Such strategies were adopted in 2009 with Algeria’s matches against Egypt at a time when Bouteflika was looking to secure his unconstitutional third term in office. The euphoria and heightened national pride, which held the country in breathless excitement for weeks during Algeria’s successful 2014 World Cup appearance, was also used to the regime’s advantage as a distraction to Algerians’ frustrations at the collapse of oil prices and the incompetence of a wheelchair-bound president who had not addressed his people in two years.
The initial fear that the team of Djamel Belmadi, the national coach, would divert Algerians from their revolutionary objective was put to rest when it became clear from the onset of the competition that Algerians see both goals as the same.
One of the demands of the Hirak is for article seven of the Constitution, which stipulates that sovereignty lies with the people alone, which should form the basis of any political solution. Mahrez, who scored the winning goal, wears a number seven jersey. A coincidence? Algerians don’t seem to think so.
The national team was also seen celebrating its win by singing a popular song dedicated to the people’s movement. It may not be an explicit endorsement but has no doubt sent a clear message that the people come first. As musician Amazigh Kateb wrote: “Playing for a people in revolt is a much greater burden than all the cups combined.”
Much to the inconvenience of Algeria’s shadowy decision-makers, called Le Pouvoir, the final also happens to fall on the 22nd Friday of planned protests; a face-off not only against Senegal but also against the figure of Gaid Salah viewed as one of the main obstacles to the democratic aspirations of the Hirak.

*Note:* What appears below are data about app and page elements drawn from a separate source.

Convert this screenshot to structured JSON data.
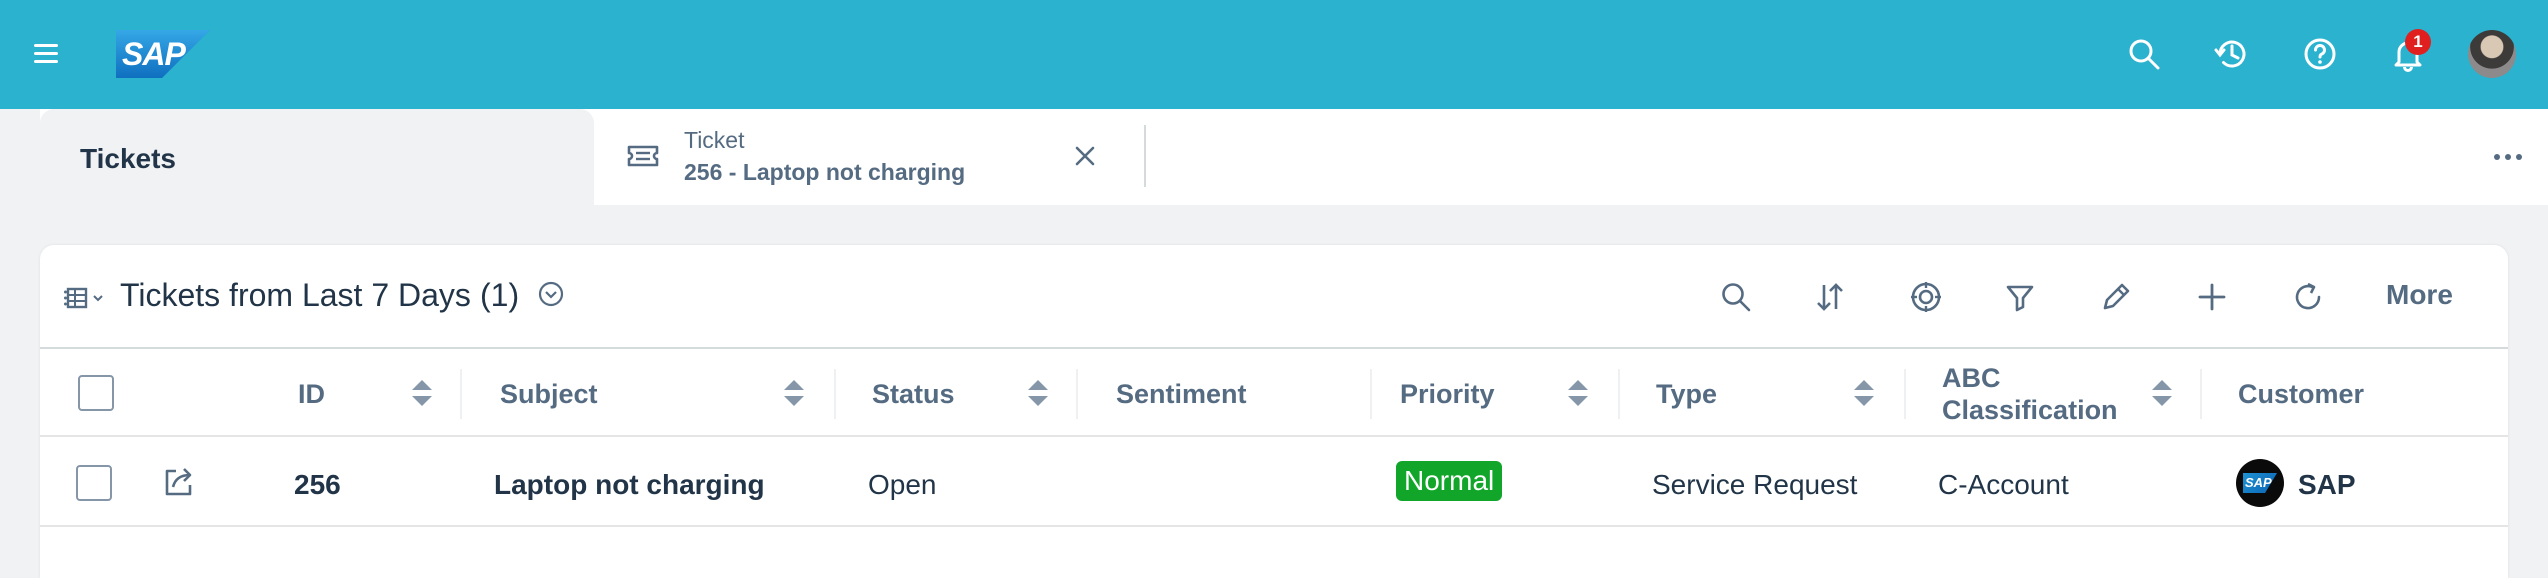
{
  "shell": {
    "logo_text": "SAP",
    "notification_count": "1",
    "icons": [
      "menu-icon",
      "search-icon",
      "history-icon",
      "help-icon",
      "bell-icon",
      "avatar"
    ],
    "accent_color": "#2bb2cf"
  },
  "tabs": {
    "home_label": "Tickets",
    "ticket_kicker": "Ticket",
    "ticket_title": "256 - Laptop not charging"
  },
  "list": {
    "title": "Tickets from Last 7 Days",
    "count": "(1)",
    "more_label": "More",
    "toolbar_icons": [
      "search-icon",
      "sort-icon",
      "target-icon",
      "filter-icon",
      "edit-icon",
      "add-icon",
      "refresh-icon"
    ]
  },
  "table": {
    "columns": {
      "id": "ID",
      "subject": "Subject",
      "status": "Status",
      "sentiment": "Sentiment",
      "priority": "Priority",
      "type": "Type",
      "abc_line1": "ABC",
      "abc_line2": "Classification",
      "customer": "Customer"
    },
    "rows": [
      {
        "id": "256",
        "subject": "Laptop not charging",
        "status": "Open",
        "sentiment": "",
        "priority": "Normal",
        "type": "Service Request",
        "abc": "C-Account",
        "customer": "SAP",
        "customer_logo_text": "SAP"
      }
    ]
  },
  "colors": {
    "priority_normal": "#11a62a",
    "badge": "#e01f1f"
  }
}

Algerians’ pride in their team is also due to Belmadi’s success this tournament, despite not being everyone’s first choice in replacing the deeply unpopular Rabah Madjer, linked to the “gangs” of the country’s corrupt who are now facing a cleanse at the hands of Gaid Salah.
According to Walid Ziani, a journalist with Algerian football news website DZFoot, Belmadi is a coach who “finally gave marginalised home-grown talents like Youcef Belaili and Djamel Benlamri a chance on this national team”. Ziani said: “This change in philosophy is in large part thanks to the arrival of Kheiredine Zetchi at the helm of the FA, he has invested in domestic football and has given home-grown players an equal opportunity to play for their country.”

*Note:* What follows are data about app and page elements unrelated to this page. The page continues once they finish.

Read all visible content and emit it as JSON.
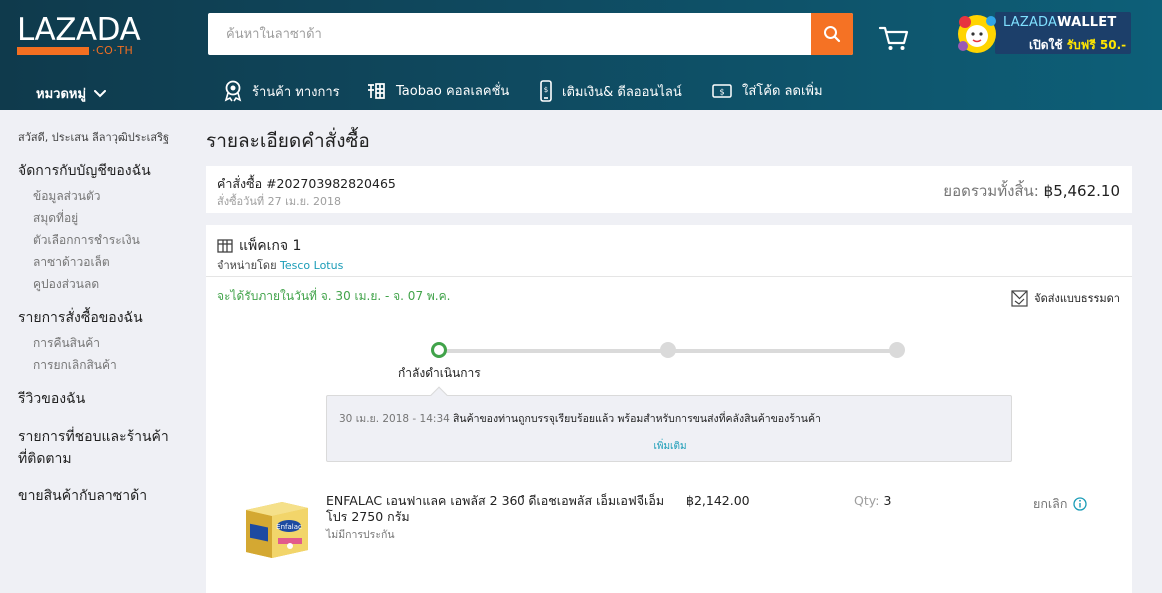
{
  "header": {
    "logo_text": "LAZADA",
    "logo_sub": "·CO·TH",
    "search_placeholder": "ค้นหาในลาซาด้า",
    "wallet_title_a": "LAZADA",
    "wallet_title_b": "WALLET",
    "wallet_sub_a": "เปิดใช้",
    "wallet_sub_b": "รับฟรี 50.-"
  },
  "nav": {
    "category": "หมวดหมู่",
    "items": [
      {
        "label": "ร้านค้า ทางการ",
        "icon": "official-store-icon"
      },
      {
        "label": "Taobao คอลเลคชั่น",
        "icon": "taobao-icon"
      },
      {
        "label": "เติมเงิน& ดีลออนไลน์",
        "icon": "mobile-topup-icon"
      },
      {
        "label": "ใส่โค้ด ลดเพิ่ม",
        "icon": "voucher-icon"
      }
    ]
  },
  "sidebar": {
    "greeting": "สวัสดี, ประเสน ลีลาวุฒิประเสริฐ",
    "account_heading": "จัดการกับบัญชีของฉัน",
    "account_items": [
      "ข้อมูลส่วนตัว",
      "สมุดที่อยู่",
      "ตัวเลือกการชำระเงิน",
      "ลาซาด้าวอเล็ต",
      "คูปองส่วนลด"
    ],
    "orders_heading": "รายการสั่งซื้อของฉัน",
    "orders_items": [
      "การคืนสินค้า",
      "การยกเลิกสินค้า"
    ],
    "reviews": "รีวิวของฉัน",
    "wishlist_line1": "รายการที่ชอบและร้านค้า",
    "wishlist_line2": "ที่ติดตาม",
    "sell": "ขายสินค้ากับลาซาด้า"
  },
  "page_title": "รายละเอียดคำสั่งซื้อ",
  "order": {
    "number": "คำสั่งซื้อ #202703982820465",
    "date": "สั่งซื้อวันที่ 27 เม.ย. 2018",
    "total_label": "ยอดรวมทั้งสิ้น:",
    "total_value": "฿5,462.10"
  },
  "package": {
    "title": "แพ็คเกจ 1",
    "seller_prefix": "จำหน่ายโดย",
    "seller_name": "Tesco Lotus",
    "delivery_estimate": "จะได้รับภายในวันที่ จ. 30 เม.ย. - จ. 07 พ.ค.",
    "shipping_method": "จัดส่งแบบธรรมดา",
    "current_step": "กำลังดำเนินการ",
    "log_time": "30 เม.ย. 2018 - 14:34",
    "log_text": "สินค้าของท่านถูกบรรจุเรียบร้อยแล้ว พร้อมสำหรับการขนส่งที่คลังสินค้าของร้านค้า",
    "log_more": "เพิ่มเติม"
  },
  "product": {
    "name": "ENFALAC เอนฟาแลค เอพลัส 2 360ํ ดีเอชเอพลัส เอ็มเอฟจีเอ็ม โปร 2750 กรัม",
    "warranty": "ไม่มีการประกัน",
    "price": "฿2,142.00",
    "qty_label": "Qty:",
    "qty_value": "3",
    "cancel_label": "ยกเลิก",
    "image_label": "Enfalac"
  },
  "colors": {
    "header_bg": "#0f4a60",
    "search_button": "#f57224",
    "success_green": "#41a34a",
    "link_blue": "#1a9cb7"
  }
}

The unity of the team, comprised of both local and players raised abroad, represents Algerians the world over, many of whom were not born the last time Algeria lifted the trophy, and who, for the first time, are experiencing a weekly revolutionary spirit once confined to the history books by those believed to have ‘stolen’ the country’s independence.
“Algeria has only ever reached the final of the African Cup on two previous occasions, with the last final coming 29 years ago – Algeria’s only Africa Cup title,” Ziani explained.
Whatever happens on Friday, either outcome can be viewed as a victory for Algerians. Lose, they’ve been represented by a team who played with heart and who have done the country proud. Win, and success on the pitch will be an unprecedented morale-boost for the nation whose people have an unquenchable appetite to see their country succeed in many ways, starting with being able to select a head of state of their choice.
“Algeria’s success at Egypt has fuelled the flames of the protests back home,” said Ziani. “A win in the final could be the tipping point in the people’s fight to overthrow the government.” The ‘beautiful game’ proving once again how it is so much more than just a game.